Sen. John Kerry always seems to be a day late and a dollar short.
On Thursday, Sen. Kerry traveled to South Carolina to endorse Sen. Barack Obama for
"Who better to turn a new page in American politics?" Sen. Kerry said at a rally
with Sen. Obama at the College of Charleston. "We are electing judgment and
character, not years on this earth."
There is nothing wrong with the choice of Sen. Obama to endorse, or (for Democrats)
the reasons Sen. Kerry gave for endorsing him, which included Sen. Obama's
opposition to the war in Iraq "from the beginning." But the timing was weird.
Had Sen. Kerry endorsed Sen. Obama on Monday, on the eve of the New Hampshire
primary, the endorsement might actually have helped Sen. Obama. Sen. Kerry crushed
Howard Dean there in the 2004 primary, 38.4 percent to 26.3 percent, so his
endorsement might have swayed some Democrats. And if Sen. Kerry had endorsed Sen.
Obama then, it would have been a major feature of the last news cycle before New
Hampshirites went to the polls. Instead, it was dominated by Hillary Clinton's
crying, and by her put down of two sexist hecklers, both of which apparently helped
her a great deal.
Sen. Kerry got creamed in the South Carolina primary in 2004, and this year
Democrats won't vote in South Carolina until Saturday, the 26th. His endorsement
has much less value here than it would have had in New Hampshire. All that it
really does is torque off his running mate in 2004, Sen. John Edwards, who is the
guy who creamed Kerry in South Carolina.
The only thing that can be said with confidence about the Democratic race is that it
effectively will be over on Feb. 5, the mega primary day. That's because it's
essentially become a two person race between Sen. Clinton and Sen. Obama. The
Republican race, alas, may not be settled until the convention.
Most of the pundits who predicted an Obama landslide in New Hampshire still rate him
a slight favorite to win the nomination. After New Hampshire, there is no reason to
put much stock in their opinions. But there are some objective reasons for thinking
The next Democratic contest is a caucus in Nevada on Jan. 19. Sen. Obama, by virtue
of having obtained the endorsements last week of arguably the two most powerful
unions in Nevada, the state chapter of the Service Employees International Union and
the Culinary Workers union, ought to prevail there.
That would send Sen. Obama into South Carolina on the 26th with wins in two states
(Iowa and Nevada) with miniscule black populations, and a close second in a third.
Customarily, about 40 percent of the voters in South Carolina Democratic primaries
are black. That percentage likely will be higher this year because a serious black
candidate is running. Logic suggests they'll vote heavily for Sen. Obama now that
they've seen that white folks have. Logic is thus far buttressed by three recent
polls which show Sen. Obama with a significant lead in the Palmetto state.
Then the scene shifts to Florida on Jan. 29, which figures to be as important a

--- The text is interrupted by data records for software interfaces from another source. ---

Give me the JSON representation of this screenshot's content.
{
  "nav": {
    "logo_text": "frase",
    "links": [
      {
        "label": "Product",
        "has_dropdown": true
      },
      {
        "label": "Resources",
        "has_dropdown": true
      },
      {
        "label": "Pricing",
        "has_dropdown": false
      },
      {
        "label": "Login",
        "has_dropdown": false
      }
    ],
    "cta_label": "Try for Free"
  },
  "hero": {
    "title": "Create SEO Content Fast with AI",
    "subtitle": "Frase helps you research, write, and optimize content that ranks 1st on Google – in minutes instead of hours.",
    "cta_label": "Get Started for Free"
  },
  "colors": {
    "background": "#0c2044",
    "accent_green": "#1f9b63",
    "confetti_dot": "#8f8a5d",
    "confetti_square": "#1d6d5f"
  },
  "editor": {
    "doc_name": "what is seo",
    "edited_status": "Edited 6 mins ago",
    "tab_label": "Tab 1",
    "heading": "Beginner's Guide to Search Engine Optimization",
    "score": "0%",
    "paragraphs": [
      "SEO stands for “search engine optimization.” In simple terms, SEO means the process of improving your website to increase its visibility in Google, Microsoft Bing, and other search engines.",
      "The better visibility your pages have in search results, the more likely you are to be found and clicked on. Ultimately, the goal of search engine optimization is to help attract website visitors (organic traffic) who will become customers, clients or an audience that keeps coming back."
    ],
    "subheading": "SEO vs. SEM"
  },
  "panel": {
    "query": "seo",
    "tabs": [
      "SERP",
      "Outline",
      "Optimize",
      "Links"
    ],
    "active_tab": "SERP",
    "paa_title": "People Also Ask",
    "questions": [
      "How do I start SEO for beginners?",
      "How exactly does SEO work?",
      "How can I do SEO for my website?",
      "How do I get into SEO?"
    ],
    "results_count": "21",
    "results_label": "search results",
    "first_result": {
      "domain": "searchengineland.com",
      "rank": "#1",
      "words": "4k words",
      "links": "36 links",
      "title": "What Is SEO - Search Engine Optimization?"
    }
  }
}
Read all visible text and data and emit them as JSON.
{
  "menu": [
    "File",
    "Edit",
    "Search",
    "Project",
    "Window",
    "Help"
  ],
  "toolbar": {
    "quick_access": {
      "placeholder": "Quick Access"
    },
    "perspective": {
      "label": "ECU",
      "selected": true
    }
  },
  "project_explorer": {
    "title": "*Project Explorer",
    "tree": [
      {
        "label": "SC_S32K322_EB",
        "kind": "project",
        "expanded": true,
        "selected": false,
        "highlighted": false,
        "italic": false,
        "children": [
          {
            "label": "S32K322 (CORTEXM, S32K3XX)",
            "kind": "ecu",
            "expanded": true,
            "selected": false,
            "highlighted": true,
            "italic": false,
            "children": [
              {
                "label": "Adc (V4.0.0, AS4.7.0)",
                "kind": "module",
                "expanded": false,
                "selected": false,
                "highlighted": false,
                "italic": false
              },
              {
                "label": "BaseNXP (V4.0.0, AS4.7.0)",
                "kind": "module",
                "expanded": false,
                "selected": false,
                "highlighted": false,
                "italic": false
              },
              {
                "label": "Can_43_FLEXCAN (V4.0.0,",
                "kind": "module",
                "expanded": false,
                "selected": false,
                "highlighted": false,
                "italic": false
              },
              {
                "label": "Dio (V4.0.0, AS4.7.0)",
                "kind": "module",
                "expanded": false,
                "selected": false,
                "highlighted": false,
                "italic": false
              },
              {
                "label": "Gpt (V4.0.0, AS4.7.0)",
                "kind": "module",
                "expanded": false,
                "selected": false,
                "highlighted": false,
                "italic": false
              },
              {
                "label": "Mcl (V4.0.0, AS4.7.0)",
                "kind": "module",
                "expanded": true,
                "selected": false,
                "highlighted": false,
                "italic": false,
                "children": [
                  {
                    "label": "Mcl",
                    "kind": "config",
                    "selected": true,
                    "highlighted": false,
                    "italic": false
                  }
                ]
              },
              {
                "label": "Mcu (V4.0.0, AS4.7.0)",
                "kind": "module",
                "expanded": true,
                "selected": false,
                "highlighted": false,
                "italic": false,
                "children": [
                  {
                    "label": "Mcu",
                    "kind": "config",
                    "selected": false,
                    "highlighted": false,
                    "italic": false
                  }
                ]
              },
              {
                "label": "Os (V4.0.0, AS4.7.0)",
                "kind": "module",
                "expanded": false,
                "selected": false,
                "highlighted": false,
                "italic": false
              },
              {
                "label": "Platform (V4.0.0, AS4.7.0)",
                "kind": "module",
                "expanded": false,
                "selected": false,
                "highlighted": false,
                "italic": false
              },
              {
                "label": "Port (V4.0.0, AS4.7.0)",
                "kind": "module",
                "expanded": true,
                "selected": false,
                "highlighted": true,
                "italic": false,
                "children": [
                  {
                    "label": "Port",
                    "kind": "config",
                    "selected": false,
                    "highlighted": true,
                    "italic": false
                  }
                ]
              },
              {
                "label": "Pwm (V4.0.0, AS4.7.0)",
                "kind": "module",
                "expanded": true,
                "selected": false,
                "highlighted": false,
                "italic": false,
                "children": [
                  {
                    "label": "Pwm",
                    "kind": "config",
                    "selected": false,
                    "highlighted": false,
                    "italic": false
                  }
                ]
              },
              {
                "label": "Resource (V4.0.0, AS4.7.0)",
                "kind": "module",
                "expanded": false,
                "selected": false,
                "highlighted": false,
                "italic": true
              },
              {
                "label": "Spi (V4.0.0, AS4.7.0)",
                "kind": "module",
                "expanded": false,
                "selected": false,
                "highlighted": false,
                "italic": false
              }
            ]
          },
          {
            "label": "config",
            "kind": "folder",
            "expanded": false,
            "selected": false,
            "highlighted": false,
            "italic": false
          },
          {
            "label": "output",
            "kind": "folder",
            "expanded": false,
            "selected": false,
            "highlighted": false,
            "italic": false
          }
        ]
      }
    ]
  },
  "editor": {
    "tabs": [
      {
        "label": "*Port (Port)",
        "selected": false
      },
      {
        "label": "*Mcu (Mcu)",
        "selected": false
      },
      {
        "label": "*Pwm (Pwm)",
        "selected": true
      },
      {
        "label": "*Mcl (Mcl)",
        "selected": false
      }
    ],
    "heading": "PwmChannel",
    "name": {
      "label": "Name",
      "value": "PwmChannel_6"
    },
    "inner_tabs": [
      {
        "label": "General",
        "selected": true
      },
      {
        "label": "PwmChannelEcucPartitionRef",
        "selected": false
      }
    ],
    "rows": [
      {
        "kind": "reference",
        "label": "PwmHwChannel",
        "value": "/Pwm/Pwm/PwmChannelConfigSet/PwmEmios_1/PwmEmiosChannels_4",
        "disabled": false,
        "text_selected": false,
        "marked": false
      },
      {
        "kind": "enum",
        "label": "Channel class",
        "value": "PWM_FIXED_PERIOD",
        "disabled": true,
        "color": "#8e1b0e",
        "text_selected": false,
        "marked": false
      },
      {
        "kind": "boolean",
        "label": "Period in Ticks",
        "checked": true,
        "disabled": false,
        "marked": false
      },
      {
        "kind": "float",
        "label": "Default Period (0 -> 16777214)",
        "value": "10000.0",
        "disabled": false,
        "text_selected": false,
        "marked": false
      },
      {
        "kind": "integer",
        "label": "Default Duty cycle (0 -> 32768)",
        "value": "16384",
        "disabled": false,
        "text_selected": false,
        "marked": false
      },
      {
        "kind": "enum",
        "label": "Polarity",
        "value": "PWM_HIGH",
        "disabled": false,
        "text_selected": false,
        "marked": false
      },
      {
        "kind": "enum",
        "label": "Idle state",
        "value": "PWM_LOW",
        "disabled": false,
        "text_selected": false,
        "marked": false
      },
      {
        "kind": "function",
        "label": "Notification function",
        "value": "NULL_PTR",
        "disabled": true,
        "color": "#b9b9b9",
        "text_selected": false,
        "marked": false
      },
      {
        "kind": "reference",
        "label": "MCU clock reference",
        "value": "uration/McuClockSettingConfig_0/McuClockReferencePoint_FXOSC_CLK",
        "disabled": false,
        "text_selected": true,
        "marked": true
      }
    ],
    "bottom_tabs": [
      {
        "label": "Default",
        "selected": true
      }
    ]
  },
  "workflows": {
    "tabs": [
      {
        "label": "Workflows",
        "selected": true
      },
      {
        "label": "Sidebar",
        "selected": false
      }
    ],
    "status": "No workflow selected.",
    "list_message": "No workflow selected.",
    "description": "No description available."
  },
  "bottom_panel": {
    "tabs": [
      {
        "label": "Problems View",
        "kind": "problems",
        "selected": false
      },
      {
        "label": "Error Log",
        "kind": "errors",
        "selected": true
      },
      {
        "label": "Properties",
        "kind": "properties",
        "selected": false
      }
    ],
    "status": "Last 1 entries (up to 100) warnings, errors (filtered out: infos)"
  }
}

primary for Democrats as it will be for Republicans, even though no delegates are at
stake. (The Democratic National Committee took them all away to punish Florida for
moving its primary up.) Sen. Obama may get a bounce because Florida votes three
days after South Carolina. But blacks make up a smaller percentage of the primary
electorate than in South Carolina, and senior citizens who in New Hampshire
flocked to Hillary Clinton in large numbers make up a large percentage.
Because I never bet against the Clintons in a close race they bring a machinegun
to a knife fight I think Sen. Obama will win the nomination only if Sen. Edwards
drops out of the race and throws his support to Sen. Obama while he still has some
support to throw. If the anti-Clinton vote is divided at all, Hillary wins.
Perhaps Sen. Kerry chose this bizarre time to endorse Sen. Obama in South Carolina
to send a subtle message to his former running mate. But Sen. Kerry never has been
known for his subtlety.